Like most of its competitors, the 2011 Toyota Tundra offers Regular, Double Cab and CrewMax editions, each improving the vehicle’s passenger capacity and ease of access. Cargo bed lengths include 5.5-foot, 6.5-foot and 8-foot options, and the Tundra can tow up to 10,400 lbs when properly equipped.
The 2011 Toyota Tundra starts out with a 4.0-liter V-6 as its entry-level engine, and this motor is good for 270 horsepower and 278 lb-ft of torque, matched with a five-speed automatic transmission. A pair of V-8 engines are also on offer: a 4.6-liter unit (310 horses, 327 lb-ft of torque) and an advanced i-Force 5.7-liter motor (389 horsepower, 401 lb-ft of torque). Each comes standard with a six-speed automatic transmission and all three engines can be mated to an optional four-wheel drive system.
The 2011 Chevrolet Silverado also sports an older design, but it still provides power and utility on par with the market leaders thanks to a continual series of evolutionary upgrades that have been made to its chassis and running gear. Found in regular cab, Extended Cab and Crew Cab editions, with respective improvements in passenger room for each, the Silverado can be had with bed lengths measuring 5-feet, 8-inches; 6-feet, 5-inches; or 8-feet in total. The Chevrolet Silverado is capable of towing as much as 10,700 lbs.
There are numerous engine options available with the 2011 Chevrolet Silverado, including an entry-level V-6 (4.3-liters, 195 horsepower), a more potent small V-8 (4.8-liters, 302 horsepower) and an efficient 5.3-liter, eight-cylinder unit (315 horsepower). The mightiest Silverado motor is an optional 6.2-liter V-8 that grinds out 403 horsepower and 417 lb-ft of torque. Transmission choices include a mix of four- and six-speed automatics, and four-wheel drive can also be ordered with the Silverado.

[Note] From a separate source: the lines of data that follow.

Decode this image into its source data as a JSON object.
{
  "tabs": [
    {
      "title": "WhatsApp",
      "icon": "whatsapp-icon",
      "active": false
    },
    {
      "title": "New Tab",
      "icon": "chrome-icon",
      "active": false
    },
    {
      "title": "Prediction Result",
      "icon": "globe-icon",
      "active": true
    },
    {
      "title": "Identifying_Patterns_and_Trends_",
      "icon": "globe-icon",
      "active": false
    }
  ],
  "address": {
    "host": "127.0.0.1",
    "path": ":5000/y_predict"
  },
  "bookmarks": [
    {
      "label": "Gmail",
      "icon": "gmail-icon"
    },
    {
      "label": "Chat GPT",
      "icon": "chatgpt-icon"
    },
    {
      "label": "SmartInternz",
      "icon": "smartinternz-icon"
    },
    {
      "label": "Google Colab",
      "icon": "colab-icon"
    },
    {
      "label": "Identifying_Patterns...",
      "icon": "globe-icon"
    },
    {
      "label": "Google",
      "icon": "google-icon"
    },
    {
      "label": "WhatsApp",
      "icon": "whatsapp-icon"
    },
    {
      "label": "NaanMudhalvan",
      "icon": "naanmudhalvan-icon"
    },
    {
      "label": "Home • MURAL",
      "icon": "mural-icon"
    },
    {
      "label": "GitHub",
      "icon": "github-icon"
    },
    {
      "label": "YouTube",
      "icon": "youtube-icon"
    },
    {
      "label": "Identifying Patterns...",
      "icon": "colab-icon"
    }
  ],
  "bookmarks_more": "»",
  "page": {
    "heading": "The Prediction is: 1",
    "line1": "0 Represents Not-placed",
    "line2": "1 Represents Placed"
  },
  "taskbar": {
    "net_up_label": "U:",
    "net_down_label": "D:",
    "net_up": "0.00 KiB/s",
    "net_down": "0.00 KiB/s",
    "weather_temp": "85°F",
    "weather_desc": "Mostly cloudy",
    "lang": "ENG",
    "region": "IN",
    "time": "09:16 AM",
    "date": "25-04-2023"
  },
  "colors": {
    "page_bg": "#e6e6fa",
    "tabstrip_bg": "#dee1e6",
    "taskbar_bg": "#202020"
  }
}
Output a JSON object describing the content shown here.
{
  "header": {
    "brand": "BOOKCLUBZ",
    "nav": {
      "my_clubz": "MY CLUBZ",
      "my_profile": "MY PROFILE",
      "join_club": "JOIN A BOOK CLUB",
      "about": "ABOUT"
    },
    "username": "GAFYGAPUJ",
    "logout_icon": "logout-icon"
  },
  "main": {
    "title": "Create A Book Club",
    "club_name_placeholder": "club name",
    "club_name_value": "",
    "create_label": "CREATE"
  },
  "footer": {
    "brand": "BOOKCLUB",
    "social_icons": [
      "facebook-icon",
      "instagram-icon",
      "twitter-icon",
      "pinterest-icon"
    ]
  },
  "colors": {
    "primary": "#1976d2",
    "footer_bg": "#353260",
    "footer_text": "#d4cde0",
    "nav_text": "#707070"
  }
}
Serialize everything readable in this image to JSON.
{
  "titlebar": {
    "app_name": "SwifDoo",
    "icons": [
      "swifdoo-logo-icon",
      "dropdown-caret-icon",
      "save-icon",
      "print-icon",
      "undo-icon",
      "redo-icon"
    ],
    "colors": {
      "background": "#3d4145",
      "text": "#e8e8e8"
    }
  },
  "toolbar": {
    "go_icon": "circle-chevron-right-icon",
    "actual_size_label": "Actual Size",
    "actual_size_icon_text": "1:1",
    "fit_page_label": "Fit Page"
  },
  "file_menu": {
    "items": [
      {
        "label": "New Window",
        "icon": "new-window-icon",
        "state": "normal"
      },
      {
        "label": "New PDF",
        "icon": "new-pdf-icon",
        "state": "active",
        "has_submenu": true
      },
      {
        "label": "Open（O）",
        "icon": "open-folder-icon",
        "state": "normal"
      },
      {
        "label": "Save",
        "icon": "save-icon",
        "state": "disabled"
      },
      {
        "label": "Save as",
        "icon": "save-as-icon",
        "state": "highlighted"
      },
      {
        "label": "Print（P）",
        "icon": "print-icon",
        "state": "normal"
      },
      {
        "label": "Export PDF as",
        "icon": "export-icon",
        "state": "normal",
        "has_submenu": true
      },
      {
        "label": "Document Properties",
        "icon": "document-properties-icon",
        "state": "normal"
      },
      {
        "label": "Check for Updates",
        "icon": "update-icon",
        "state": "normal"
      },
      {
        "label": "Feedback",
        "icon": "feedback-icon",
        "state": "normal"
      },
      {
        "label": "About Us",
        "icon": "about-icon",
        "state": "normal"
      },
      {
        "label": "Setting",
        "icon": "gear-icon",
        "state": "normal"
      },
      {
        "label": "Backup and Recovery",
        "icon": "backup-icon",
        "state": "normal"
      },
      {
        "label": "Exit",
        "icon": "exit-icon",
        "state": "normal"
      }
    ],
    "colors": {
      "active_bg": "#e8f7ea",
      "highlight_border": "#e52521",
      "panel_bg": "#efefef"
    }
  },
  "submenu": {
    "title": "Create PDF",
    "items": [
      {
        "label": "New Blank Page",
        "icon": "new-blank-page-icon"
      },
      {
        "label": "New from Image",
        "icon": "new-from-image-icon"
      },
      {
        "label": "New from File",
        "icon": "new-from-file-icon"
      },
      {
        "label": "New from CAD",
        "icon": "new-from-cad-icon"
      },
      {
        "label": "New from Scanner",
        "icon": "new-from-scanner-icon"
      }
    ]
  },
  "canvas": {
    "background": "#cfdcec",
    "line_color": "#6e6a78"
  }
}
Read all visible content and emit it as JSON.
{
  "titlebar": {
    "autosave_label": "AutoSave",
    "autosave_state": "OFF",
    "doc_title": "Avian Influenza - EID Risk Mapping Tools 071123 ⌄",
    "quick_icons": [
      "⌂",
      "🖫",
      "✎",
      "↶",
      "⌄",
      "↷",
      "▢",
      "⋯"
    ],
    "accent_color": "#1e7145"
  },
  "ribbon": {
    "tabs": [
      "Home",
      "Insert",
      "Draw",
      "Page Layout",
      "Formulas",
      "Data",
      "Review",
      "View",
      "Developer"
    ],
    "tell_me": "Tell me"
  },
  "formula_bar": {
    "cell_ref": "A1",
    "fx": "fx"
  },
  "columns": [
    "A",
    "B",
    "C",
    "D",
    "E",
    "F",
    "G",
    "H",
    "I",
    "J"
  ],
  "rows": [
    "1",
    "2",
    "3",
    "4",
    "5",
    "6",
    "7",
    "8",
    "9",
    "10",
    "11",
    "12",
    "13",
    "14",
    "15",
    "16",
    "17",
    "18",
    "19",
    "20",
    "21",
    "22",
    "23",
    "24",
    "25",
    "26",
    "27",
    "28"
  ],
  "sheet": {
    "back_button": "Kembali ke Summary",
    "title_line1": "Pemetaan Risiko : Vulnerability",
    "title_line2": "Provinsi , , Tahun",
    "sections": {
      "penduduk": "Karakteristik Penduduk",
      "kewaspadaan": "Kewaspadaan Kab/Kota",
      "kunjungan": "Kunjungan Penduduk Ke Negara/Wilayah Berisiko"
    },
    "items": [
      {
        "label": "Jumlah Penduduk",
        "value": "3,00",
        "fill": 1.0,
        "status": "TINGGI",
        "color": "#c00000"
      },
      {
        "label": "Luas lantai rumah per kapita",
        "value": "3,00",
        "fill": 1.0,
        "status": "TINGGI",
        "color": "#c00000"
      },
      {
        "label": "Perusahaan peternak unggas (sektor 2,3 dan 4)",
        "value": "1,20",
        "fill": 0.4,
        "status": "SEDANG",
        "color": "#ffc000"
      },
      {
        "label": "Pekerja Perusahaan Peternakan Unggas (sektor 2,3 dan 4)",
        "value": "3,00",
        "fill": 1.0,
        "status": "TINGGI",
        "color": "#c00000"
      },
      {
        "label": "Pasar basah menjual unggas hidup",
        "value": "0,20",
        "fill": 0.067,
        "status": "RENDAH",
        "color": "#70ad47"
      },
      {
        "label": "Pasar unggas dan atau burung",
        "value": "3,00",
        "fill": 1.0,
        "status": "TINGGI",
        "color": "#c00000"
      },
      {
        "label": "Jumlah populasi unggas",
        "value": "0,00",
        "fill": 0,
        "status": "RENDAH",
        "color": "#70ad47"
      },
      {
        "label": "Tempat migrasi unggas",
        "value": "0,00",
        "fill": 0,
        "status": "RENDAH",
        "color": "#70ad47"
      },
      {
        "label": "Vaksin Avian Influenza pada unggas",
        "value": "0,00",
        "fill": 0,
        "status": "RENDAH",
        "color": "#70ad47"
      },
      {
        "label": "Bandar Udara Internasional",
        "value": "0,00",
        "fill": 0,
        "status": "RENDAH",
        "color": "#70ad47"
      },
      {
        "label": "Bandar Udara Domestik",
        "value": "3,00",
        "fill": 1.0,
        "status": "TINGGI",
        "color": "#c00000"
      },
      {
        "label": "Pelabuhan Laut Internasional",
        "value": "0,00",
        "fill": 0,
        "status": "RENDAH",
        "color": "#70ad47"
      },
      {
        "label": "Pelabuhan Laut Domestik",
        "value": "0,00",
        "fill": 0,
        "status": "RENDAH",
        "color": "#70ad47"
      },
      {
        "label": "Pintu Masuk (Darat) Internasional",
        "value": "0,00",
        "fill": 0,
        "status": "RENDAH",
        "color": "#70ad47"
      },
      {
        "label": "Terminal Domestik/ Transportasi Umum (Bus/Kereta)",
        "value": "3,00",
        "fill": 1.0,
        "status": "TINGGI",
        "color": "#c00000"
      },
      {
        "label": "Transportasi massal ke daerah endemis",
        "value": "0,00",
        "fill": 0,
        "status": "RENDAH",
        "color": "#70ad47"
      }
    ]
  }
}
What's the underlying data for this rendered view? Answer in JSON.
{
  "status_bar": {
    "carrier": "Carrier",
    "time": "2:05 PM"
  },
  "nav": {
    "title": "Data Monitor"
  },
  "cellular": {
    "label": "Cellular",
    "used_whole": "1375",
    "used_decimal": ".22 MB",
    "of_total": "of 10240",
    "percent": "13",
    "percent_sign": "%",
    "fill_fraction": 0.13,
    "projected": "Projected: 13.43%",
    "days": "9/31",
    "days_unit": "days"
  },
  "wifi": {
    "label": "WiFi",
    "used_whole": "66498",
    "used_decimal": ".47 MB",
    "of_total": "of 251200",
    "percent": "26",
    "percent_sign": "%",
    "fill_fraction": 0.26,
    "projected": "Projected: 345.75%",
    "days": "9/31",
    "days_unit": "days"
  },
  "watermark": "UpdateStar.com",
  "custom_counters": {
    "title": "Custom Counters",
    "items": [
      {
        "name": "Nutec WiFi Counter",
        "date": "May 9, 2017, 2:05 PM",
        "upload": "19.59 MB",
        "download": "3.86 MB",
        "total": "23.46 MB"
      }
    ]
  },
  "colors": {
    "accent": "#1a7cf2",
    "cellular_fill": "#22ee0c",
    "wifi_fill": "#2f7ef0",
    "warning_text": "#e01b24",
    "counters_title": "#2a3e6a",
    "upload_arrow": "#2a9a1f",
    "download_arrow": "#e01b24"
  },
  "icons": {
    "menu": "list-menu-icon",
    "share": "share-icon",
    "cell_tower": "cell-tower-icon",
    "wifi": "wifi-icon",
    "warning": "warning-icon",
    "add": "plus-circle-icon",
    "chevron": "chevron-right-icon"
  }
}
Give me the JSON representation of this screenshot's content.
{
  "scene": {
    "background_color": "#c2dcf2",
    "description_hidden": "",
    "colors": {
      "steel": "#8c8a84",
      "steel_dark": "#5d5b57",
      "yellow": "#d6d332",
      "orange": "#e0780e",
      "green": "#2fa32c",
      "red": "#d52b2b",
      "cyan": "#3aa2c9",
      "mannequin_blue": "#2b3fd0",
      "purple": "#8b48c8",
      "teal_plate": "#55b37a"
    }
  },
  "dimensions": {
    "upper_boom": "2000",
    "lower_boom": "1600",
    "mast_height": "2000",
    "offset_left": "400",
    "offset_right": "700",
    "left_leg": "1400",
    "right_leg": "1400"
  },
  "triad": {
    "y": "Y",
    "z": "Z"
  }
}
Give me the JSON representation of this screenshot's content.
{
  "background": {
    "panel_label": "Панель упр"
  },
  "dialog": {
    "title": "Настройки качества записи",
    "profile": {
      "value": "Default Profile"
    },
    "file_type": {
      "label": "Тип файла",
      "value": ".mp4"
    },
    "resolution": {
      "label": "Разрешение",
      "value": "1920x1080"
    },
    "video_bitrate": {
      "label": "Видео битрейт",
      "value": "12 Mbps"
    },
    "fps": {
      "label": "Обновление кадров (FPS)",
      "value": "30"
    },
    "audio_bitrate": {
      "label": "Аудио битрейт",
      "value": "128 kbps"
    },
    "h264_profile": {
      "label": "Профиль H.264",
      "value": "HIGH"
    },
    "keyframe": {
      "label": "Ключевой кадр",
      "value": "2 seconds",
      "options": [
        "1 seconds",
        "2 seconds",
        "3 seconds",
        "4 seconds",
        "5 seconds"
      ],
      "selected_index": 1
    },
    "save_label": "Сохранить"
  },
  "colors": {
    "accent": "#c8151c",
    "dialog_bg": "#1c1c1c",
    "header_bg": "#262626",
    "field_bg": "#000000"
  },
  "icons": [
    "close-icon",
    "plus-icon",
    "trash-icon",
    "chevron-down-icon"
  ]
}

The 2011 GMC Sierra is a platform twin to the Chevrolet Silverado, which means that in terms of engine choices, towing capacity, body styles and bed lengths it is essentially identical to its corporate cousin. Major differences are found with regards to exterior styling and trim level features – in particular the Denali luxury edition, a model which piles on the premium features and which includes the Silverado’s 6.2-liter V-8 engine as standard equipment. The Denali also comes with a unique all-wheel drive system that is not available on any other version of the Chevrolet or GMC pickup truck.